Assume that
  • to calculate an entity e we use a function e_build (x, y)
  • to calculate the argument x we use a function x_build (z, t)
  • to calculate the argument y we use a function y_build (u, v)
  • etc ... for z, t, u, v
  • until some constant d1 ... dn are reached, which are either read from the disk or directly provided.

(the choice of two arguments for each function is of course arbitrary, it can be any positive integer. In case of zero argument the entity is by definition a constant).

The program will look like :

 define or read d1   <- data
 define or read d2
 define or read dn
 x := x_build (z, t)
 y := y_build (u, v)
 e := e_build (x, y)   <- target

To calculate e it is clear that the programmer needs to know explicitly how to compute all the arguments (parameters) of all the functions applied in the sequence leading from the data d1 ... dn to the target e.

We show below that things can always be done in a simpler and more efficient way by making Implicit the References to the Parameters (i.e. using the IRP method)
if an entity e of a program is calculated by a unique function (e_build) applied to some arguments x, y,... then, it can also be calculated by the application of a unique and argumentless function (e_provide).
there are two kinds of entities in a program :
  • 1 data, the values of which are not calculated but only set or read from the disk.
  • 2 calculated entities, the values of which are calculated from the values of other entities of the program (their parameters : x, y, ... for e)
  • in case 1, the Proposition is true : no argument is needed to calculate a constant.
  • in case 2, suppose that the Proposition is true for the arguments of e_build x, y, ... therefore we have :
  x := x_provide
  y := y_provide
  etc ... 

and a valid expression for e_provide is :

 e_provide = {
   x := x_provide
   y := y_provide
   e_build (x, y, ...)

which is conform to the Proposition.
It follows by induction that any calculable entity e of a non-iterative program (i.e. for which each entity e is calculated by unique function e_build) can be calculated by application of a unique and argumentless function.

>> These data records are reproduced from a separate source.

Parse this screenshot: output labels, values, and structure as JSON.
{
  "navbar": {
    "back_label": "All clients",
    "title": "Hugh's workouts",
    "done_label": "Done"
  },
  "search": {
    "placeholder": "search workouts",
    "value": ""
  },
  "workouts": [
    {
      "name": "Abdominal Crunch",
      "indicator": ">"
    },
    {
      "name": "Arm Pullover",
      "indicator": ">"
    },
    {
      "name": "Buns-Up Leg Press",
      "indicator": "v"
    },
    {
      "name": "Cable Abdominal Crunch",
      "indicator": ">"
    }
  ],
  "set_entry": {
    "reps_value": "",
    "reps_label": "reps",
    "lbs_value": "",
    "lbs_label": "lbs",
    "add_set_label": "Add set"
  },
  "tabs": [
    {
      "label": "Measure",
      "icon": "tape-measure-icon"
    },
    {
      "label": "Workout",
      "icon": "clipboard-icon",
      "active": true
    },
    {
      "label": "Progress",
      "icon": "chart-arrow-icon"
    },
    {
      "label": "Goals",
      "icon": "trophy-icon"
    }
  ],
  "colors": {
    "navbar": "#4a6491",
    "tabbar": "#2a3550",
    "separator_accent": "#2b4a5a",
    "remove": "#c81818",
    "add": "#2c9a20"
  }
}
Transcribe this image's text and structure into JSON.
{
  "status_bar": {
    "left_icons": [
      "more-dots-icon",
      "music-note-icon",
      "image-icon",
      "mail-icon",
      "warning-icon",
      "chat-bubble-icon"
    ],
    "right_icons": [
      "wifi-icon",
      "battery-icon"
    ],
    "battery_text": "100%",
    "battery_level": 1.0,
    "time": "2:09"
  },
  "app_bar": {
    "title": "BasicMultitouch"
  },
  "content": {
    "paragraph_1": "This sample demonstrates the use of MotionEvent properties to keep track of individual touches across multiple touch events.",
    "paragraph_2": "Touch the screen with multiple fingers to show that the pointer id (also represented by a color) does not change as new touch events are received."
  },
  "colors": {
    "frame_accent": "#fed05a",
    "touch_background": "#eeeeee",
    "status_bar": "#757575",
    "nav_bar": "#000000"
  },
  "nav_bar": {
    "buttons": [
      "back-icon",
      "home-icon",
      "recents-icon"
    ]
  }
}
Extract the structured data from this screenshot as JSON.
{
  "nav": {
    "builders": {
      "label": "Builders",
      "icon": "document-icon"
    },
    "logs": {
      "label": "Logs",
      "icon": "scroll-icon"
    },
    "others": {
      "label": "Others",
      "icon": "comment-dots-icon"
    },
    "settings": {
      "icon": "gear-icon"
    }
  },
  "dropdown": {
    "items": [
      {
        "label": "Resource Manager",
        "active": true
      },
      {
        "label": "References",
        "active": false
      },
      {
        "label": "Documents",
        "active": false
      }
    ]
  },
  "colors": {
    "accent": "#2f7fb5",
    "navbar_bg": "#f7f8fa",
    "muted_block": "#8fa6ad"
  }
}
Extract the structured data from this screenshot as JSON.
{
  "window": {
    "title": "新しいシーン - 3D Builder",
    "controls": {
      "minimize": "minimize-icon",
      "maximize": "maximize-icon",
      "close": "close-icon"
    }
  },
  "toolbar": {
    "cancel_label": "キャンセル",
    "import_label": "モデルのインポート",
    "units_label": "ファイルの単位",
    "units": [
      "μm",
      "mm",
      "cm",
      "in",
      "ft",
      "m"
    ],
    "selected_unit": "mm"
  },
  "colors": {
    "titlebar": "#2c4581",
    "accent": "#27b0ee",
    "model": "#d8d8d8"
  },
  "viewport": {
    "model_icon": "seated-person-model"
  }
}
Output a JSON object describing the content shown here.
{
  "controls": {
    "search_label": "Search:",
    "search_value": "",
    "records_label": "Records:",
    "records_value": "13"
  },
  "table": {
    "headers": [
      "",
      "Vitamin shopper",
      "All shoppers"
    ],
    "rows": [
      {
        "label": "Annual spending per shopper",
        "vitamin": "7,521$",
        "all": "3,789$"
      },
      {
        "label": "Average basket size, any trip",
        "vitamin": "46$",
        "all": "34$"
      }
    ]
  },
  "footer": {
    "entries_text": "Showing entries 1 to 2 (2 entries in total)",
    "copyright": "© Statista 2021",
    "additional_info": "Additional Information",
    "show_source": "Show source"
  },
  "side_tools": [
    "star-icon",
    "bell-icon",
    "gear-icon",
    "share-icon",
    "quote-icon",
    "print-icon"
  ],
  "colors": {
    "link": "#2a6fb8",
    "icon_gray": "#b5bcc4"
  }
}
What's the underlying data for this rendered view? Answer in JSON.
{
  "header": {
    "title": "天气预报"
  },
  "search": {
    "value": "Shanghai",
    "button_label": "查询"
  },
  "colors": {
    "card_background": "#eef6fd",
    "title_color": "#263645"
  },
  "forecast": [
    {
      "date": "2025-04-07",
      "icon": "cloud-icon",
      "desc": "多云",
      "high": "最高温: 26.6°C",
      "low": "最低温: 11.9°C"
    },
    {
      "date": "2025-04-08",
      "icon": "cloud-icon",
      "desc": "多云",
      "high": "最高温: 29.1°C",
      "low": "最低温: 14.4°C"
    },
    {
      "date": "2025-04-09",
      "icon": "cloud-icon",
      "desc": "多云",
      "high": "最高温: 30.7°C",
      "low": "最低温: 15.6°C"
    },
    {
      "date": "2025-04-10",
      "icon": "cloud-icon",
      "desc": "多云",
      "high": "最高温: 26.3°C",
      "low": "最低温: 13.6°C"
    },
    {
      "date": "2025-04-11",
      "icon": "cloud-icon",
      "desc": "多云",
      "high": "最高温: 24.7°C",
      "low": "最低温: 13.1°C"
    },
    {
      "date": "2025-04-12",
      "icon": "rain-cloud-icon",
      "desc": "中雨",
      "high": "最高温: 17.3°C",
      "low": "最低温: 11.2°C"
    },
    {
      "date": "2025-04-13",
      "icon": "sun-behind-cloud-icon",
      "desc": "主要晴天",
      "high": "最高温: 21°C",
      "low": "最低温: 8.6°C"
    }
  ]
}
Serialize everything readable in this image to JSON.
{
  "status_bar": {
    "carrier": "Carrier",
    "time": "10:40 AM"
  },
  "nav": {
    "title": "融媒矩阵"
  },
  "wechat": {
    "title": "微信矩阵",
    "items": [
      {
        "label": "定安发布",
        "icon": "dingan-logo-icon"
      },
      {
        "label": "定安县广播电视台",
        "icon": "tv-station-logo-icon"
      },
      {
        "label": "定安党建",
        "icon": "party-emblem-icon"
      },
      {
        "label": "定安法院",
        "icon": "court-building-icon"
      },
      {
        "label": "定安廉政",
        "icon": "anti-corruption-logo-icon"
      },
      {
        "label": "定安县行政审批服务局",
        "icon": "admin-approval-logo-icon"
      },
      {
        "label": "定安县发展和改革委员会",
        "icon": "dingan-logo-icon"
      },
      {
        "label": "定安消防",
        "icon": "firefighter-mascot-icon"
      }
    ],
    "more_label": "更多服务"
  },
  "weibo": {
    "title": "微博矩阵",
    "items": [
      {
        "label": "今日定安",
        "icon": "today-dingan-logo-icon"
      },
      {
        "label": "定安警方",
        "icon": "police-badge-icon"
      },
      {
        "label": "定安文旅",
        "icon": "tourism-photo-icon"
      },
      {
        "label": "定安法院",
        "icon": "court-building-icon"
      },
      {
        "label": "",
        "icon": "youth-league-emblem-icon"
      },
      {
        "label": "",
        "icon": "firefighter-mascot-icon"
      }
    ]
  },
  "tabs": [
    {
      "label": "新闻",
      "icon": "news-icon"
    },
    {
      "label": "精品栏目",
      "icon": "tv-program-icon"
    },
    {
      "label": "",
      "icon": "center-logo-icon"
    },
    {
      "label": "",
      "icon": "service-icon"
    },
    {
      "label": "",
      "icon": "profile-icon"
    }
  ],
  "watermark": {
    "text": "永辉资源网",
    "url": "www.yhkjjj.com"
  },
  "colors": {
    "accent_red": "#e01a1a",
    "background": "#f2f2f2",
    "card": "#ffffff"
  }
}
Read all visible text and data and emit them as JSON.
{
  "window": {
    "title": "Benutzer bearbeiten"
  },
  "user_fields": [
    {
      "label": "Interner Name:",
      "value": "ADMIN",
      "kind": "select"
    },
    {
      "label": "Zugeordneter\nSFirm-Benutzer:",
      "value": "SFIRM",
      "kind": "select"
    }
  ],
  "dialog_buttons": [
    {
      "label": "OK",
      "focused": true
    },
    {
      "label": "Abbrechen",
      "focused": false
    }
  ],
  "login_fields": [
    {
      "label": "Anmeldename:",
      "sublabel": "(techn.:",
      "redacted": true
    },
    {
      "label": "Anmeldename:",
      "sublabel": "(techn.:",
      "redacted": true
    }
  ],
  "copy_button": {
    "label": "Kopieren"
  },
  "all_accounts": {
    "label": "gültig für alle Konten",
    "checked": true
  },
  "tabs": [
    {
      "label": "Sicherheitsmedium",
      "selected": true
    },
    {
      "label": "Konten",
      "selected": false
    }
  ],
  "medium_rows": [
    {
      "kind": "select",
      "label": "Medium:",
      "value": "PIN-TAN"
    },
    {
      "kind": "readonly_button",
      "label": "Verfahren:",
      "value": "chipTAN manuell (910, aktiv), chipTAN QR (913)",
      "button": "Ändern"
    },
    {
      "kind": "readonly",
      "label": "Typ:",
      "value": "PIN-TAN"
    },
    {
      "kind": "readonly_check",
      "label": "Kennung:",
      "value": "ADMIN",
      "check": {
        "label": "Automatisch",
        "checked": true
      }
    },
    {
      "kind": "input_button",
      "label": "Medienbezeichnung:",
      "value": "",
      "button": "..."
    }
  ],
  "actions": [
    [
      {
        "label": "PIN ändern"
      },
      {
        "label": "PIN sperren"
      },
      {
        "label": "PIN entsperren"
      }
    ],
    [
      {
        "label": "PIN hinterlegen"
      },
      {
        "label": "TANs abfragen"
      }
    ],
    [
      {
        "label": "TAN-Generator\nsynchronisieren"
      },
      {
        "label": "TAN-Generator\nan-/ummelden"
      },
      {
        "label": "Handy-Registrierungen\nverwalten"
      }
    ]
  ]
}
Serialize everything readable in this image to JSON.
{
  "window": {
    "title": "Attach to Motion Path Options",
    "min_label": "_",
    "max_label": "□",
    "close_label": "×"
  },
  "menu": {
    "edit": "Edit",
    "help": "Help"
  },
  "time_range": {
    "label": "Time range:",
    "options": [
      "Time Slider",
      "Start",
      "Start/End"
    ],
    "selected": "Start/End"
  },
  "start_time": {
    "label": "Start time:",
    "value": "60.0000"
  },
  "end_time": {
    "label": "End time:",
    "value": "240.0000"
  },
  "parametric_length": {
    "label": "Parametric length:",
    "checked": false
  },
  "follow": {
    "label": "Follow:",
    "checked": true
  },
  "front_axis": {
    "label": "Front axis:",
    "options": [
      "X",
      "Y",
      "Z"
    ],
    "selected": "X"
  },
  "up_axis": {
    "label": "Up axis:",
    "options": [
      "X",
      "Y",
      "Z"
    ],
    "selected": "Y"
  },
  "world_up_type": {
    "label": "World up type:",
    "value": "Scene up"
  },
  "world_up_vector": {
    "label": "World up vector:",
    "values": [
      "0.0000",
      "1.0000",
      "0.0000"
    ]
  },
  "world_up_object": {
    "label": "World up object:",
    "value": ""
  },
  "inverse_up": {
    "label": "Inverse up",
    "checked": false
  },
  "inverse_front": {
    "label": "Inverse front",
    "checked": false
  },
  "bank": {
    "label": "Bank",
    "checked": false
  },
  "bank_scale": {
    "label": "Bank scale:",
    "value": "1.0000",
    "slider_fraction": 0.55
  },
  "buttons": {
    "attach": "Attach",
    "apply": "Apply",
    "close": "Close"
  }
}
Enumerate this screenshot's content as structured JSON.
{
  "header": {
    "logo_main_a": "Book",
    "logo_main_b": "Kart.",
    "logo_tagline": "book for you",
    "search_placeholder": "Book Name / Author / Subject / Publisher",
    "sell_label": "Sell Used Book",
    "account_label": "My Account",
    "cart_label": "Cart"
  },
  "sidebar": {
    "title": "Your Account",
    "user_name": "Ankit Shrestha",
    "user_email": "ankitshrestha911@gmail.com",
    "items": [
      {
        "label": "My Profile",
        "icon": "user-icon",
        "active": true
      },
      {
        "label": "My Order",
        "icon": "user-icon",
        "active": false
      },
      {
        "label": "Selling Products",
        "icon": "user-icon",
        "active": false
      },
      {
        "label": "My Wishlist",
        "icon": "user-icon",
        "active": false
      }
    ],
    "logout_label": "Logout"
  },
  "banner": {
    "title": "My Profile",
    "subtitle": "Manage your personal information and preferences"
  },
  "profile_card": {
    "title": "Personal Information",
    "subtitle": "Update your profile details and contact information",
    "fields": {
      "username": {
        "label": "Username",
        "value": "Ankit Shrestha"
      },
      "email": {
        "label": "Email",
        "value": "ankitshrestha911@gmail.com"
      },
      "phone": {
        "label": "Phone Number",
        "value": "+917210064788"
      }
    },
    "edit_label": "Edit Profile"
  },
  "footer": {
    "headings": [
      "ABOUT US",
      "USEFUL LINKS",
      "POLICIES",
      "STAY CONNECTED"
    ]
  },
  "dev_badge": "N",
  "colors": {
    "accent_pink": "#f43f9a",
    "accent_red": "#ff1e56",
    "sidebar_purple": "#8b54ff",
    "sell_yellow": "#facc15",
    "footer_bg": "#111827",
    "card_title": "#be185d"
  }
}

if e_build is unique e_provide is also unique. e_build is unique : if it were not, this would simply mean that there is more than one e entity to be calculated by the program.

while a program written with the usual method follows the sequence described upper :

i.e. : get data and calculate all intermediate values until target can be calculated

The IRP method does a supplementary sequence of calculations :

i.e : starts from the target, ask for all argument values needed to calculate the target value, for that, ask for all argument values needed to calculate them ... until data are reached
then do the same sequence of calculation as for the usual method.

ask for e                  calculate e
      \                      /
  ask for x              calculate x
        \                  /
     ask for z         calculate z
          \              /
      ask for t      calculate t
            \          /
            ...      ...
               \     /

                        /        \
                      x          y
                    /   \       / \
                   z     t     u   v
             /  /                     \
            d1 d2  ...                dn

       / \
      /   \
     u     v
    / \   / \
   d1 d2 u   w
        / \   \
      d1  d2   d3